▶ **Data listing**:

▼

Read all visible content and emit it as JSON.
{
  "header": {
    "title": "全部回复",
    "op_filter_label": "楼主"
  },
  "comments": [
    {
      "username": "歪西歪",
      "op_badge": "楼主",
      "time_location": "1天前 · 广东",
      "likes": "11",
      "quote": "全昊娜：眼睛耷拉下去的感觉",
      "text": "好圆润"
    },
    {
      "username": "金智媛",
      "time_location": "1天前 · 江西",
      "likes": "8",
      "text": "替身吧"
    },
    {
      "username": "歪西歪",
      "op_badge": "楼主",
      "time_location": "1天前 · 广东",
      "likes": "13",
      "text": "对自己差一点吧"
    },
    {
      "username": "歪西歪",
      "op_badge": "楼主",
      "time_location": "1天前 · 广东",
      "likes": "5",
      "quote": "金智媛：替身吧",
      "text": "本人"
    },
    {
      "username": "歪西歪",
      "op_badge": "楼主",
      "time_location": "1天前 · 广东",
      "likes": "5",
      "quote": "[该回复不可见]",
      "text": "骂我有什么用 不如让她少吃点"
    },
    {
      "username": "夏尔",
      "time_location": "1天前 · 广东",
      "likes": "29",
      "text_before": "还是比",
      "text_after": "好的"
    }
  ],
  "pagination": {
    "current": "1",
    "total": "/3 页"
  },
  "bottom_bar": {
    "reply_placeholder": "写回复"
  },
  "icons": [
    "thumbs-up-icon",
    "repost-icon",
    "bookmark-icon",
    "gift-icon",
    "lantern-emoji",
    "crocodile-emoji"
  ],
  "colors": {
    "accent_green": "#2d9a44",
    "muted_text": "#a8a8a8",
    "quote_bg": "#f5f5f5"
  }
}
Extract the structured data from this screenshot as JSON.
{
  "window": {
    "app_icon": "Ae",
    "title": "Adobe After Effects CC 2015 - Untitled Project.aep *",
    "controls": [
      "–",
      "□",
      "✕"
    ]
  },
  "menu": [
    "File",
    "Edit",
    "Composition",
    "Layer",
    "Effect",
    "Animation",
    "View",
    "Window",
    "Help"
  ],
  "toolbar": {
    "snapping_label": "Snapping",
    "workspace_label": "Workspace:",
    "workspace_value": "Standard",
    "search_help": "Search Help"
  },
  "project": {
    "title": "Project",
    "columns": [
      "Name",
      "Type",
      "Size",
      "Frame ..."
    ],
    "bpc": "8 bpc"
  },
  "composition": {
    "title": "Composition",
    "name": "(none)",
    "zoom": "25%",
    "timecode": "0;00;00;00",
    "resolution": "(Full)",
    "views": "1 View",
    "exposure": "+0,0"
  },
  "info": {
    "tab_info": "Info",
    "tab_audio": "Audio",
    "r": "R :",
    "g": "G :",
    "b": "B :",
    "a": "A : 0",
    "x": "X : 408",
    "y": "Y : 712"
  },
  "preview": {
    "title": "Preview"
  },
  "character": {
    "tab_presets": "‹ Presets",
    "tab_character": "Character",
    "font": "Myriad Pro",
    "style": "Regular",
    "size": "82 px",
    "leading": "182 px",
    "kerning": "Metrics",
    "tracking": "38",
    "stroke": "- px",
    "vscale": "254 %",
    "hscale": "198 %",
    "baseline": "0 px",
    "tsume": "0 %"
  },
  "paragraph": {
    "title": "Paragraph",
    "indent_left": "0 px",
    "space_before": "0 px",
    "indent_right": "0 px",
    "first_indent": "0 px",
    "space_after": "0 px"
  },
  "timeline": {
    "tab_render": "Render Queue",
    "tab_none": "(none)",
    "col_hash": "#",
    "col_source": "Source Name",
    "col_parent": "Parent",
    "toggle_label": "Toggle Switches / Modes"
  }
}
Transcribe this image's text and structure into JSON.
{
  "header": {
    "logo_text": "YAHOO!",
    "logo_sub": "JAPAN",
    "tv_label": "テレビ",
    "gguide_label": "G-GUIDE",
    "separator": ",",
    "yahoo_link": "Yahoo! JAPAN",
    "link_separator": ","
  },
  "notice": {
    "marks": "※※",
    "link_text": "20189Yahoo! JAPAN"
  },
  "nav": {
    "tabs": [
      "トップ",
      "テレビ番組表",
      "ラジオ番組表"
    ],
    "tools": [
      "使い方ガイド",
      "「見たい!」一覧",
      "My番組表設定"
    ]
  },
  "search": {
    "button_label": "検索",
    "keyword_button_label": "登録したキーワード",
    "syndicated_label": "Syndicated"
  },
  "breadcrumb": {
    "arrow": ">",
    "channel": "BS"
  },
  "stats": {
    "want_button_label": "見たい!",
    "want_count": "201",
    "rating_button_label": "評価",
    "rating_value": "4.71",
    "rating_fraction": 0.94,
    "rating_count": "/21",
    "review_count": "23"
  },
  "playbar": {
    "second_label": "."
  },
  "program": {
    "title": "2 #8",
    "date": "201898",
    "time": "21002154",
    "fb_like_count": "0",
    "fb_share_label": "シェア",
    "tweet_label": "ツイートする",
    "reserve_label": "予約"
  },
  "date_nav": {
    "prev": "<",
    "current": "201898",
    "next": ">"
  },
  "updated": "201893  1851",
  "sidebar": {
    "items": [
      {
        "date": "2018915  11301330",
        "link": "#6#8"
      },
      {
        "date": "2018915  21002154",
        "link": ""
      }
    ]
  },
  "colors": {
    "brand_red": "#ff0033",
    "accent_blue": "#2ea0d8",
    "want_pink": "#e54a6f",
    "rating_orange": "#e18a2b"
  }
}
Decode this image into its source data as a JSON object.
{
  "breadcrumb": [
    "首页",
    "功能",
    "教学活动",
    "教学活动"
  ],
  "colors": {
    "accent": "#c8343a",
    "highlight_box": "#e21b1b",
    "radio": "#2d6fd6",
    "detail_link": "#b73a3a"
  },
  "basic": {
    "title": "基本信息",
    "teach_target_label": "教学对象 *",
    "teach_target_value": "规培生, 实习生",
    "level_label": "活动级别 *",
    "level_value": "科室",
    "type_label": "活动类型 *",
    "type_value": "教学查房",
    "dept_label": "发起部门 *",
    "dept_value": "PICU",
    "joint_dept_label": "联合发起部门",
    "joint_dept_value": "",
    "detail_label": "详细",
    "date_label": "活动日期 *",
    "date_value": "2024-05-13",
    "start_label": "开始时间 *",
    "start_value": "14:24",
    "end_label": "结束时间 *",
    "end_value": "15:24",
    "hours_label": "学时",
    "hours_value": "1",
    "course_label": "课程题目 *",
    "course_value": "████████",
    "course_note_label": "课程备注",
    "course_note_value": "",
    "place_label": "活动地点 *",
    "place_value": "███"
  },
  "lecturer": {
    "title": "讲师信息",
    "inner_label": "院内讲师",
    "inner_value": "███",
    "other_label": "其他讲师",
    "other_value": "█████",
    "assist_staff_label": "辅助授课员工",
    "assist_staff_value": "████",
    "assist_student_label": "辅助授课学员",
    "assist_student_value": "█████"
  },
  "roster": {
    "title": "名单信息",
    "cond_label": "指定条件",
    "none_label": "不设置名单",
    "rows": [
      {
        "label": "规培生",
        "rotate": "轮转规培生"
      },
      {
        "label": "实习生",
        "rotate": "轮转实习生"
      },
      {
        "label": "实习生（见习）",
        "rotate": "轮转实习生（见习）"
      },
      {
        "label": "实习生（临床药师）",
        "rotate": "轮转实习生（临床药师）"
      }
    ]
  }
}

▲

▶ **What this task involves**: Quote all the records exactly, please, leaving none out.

▶ **Solution**:
Read all visible content and emit it as JSON.
{
  "header": {
    "title": "全部回复",
    "op_filter_label": "楼主"
  },
  "comments": [
    {
      "username": "歪西歪",
      "op_badge": "楼主",
      "time_location": "1天前 · 广东",
      "likes": "11",
      "quote": "全昊娜：眼睛耷拉下去的感觉",
      "text": "好圆润"
    },
    {
      "username": "金智媛",
      "time_location": "1天前 · 江西",
      "likes": "8",
      "text": "替身吧"
    },
    {
      "username": "歪西歪",
      "op_badge": "楼主",
      "time_location": "1天前 · 广东",
      "likes": "13",
      "text": "对自己差一点吧"
    },
    {
      "username": "歪西歪",
      "op_badge": "楼主",
      "time_location": "1天前 · 广东",
      "likes": "5",
      "quote": "金智媛：替身吧",
      "text": "本人"
    },
    {
      "username": "歪西歪",
      "op_badge": "楼主",
      "time_location": "1天前 · 广东",
      "likes": "5",
      "quote": "[该回复不可见]",
      "text": "骂我有什么用 不如让她少吃点"
    },
    {
      "username": "夏尔",
      "time_location": "1天前 · 广东",
      "likes": "29",
      "text_before": "还是比",
      "text_after": "好的"
    }
  ],
  "pagination": {
    "current": "1",
    "total": "/3 页"
  },
  "bottom_bar": {
    "reply_placeholder": "写回复"
  },
  "icons": [
    "thumbs-up-icon",
    "repost-icon",
    "bookmark-icon",
    "gift-icon",
    "lantern-emoji",
    "crocodile-emoji"
  ],
  "colors": {
    "accent_green": "#2d9a44",
    "muted_text": "#a8a8a8",
    "quote_bg": "#f5f5f5"
  }
}
Extract the structured data from this screenshot as JSON.
{
  "window": {
    "app_icon": "Ae",
    "title": "Adobe After Effects CC 2015 - Untitled Project.aep *",
    "controls": [
      "–",
      "□",
      "✕"
    ]
  },
  "menu": [
    "File",
    "Edit",
    "Composition",
    "Layer",
    "Effect",
    "Animation",
    "View",
    "Window",
    "Help"
  ],
  "toolbar": {
    "snapping_label": "Snapping",
    "workspace_label": "Workspace:",
    "workspace_value": "Standard",
    "search_help": "Search Help"
  },
  "project": {
    "title": "Project",
    "columns": [
      "Name",
      "Type",
      "Size",
      "Frame ..."
    ],
    "bpc": "8 bpc"
  },
  "composition": {
    "title": "Composition",
    "name": "(none)",
    "zoom": "25%",
    "timecode": "0;00;00;00",
    "resolution": "(Full)",
    "views": "1 View",
    "exposure": "+0,0"
  },
  "info": {
    "tab_info": "Info",
    "tab_audio": "Audio",
    "r": "R :",
    "g": "G :",
    "b": "B :",
    "a": "A : 0",
    "x": "X : 408",
    "y": "Y : 712"
  },
  "preview": {
    "title": "Preview"
  },
  "character": {
    "tab_presets": "‹ Presets",
    "tab_character": "Character",
    "font": "Myriad Pro",
    "style": "Regular",
    "size": "82 px",
    "leading": "182 px",
    "kerning": "Metrics",
    "tracking": "38",
    "stroke": "- px",
    "vscale": "254 %",
    "hscale": "198 %",
    "baseline": "0 px",
    "tsume": "0 %"
  },
  "paragraph": {
    "title": "Paragraph",
    "indent_left": "0 px",
    "space_before": "0 px",
    "indent_right": "0 px",
    "first_indent": "0 px",
    "space_after": "0 px"
  },
  "timeline": {
    "tab_render": "Render Queue",
    "tab_none": "(none)",
    "col_hash": "#",
    "col_source": "Source Name",
    "col_parent": "Parent",
    "toggle_label": "Toggle Switches / Modes"
  }
}
Transcribe this image's text and structure into JSON.
{
  "header": {
    "logo_text": "YAHOO!",
    "logo_sub": "JAPAN",
    "tv_label": "テレビ",
    "gguide_label": "G-GUIDE",
    "separator": ",",
    "yahoo_link": "Yahoo! JAPAN",
    "link_separator": ","
  },
  "notice": {
    "marks": "※※",
    "link_text": "20189Yahoo! JAPAN"
  },
  "nav": {
    "tabs": [
      "トップ",
      "テレビ番組表",
      "ラジオ番組表"
    ],
    "tools": [
      "使い方ガイド",
      "「見たい!」一覧",
      "My番組表設定"
    ]
  },
  "search": {
    "button_label": "検索",
    "keyword_button_label": "登録したキーワード",
    "syndicated_label": "Syndicated"
  },
  "breadcrumb": {
    "arrow": ">",
    "channel": "BS"
  },
  "stats": {
    "want_button_label": "見たい!",
    "want_count": "201",
    "rating_button_label": "評価",
    "rating_value": "4.71",
    "rating_fraction": 0.94,
    "rating_count": "/21",
    "review_count": "23"
  },
  "playbar": {
    "second_label": "."
  },
  "program": {
    "title": "2 #8",
    "date": "201898",
    "time": "21002154",
    "fb_like_count": "0",
    "fb_share_label": "シェア",
    "tweet_label": "ツイートする",
    "reserve_label": "予約"
  },
  "date_nav": {
    "prev": "<",
    "current": "201898",
    "next": ">"
  },
  "updated": "201893  1851",
  "sidebar": {
    "items": [
      {
        "date": "2018915  11301330",
        "link": "#6#8"
      },
      {
        "date": "2018915  21002154",
        "link": ""
      }
    ]
  },
  "colors": {
    "brand_red": "#ff0033",
    "accent_blue": "#2ea0d8",
    "want_pink": "#e54a6f",
    "rating_orange": "#e18a2b"
  }
}
Decode this image into its source data as a JSON object.
{
  "breadcrumb": [
    "首页",
    "功能",
    "教学活动",
    "教学活动"
  ],
  "colors": {
    "accent": "#c8343a",
    "highlight_box": "#e21b1b",
    "radio": "#2d6fd6",
    "detail_link": "#b73a3a"
  },
  "basic": {
    "title": "基本信息",
    "teach_target_label": "教学对象 *",
    "teach_target_value": "规培生, 实习生",
    "level_label": "活动级别 *",
    "level_value": "科室",
    "type_label": "活动类型 *",
    "type_value": "教学查房",
    "dept_label": "发起部门 *",
    "dept_value": "PICU",
    "joint_dept_label": "联合发起部门",
    "joint_dept_value": "",
    "detail_label": "详细",
    "date_label": "活动日期 *",
    "date_value": "2024-05-13",
    "start_label": "开始时间 *",
    "start_value": "14:24",
    "end_label": "结束时间 *",
    "end_value": "15:24",
    "hours_label": "学时",
    "hours_value": "1",
    "course_label": "课程题目 *",
    "course_value": "████████",
    "course_note_label": "课程备注",
    "course_note_value": "",
    "place_label": "活动地点 *",
    "place_value": "███"
  },
  "lecturer": {
    "title": "讲师信息",
    "inner_label": "院内讲师",
    "inner_value": "███",
    "other_label": "其他讲师",
    "other_value": "█████",
    "assist_staff_label": "辅助授课员工",
    "assist_staff_value": "████",
    "assist_student_label": "辅助授课学员",
    "assist_student_value": "█████"
  },
  "roster": {
    "title": "名单信息",
    "cond_label": "指定条件",
    "none_label": "不设置名单",
    "rows": [
      {
        "label": "规培生",
        "rotate": "轮转规培生"
      },
      {
        "label": "实习生",
        "rotate": "轮转实习生"
      },
      {
        "label": "实习生（见习）",
        "rotate": "轮转实习生（见习）"
      },
      {
        "label": "实习生（临床药师）",
        "rotate": "轮转实习生（临床药师）"
      }
    ]
  }
}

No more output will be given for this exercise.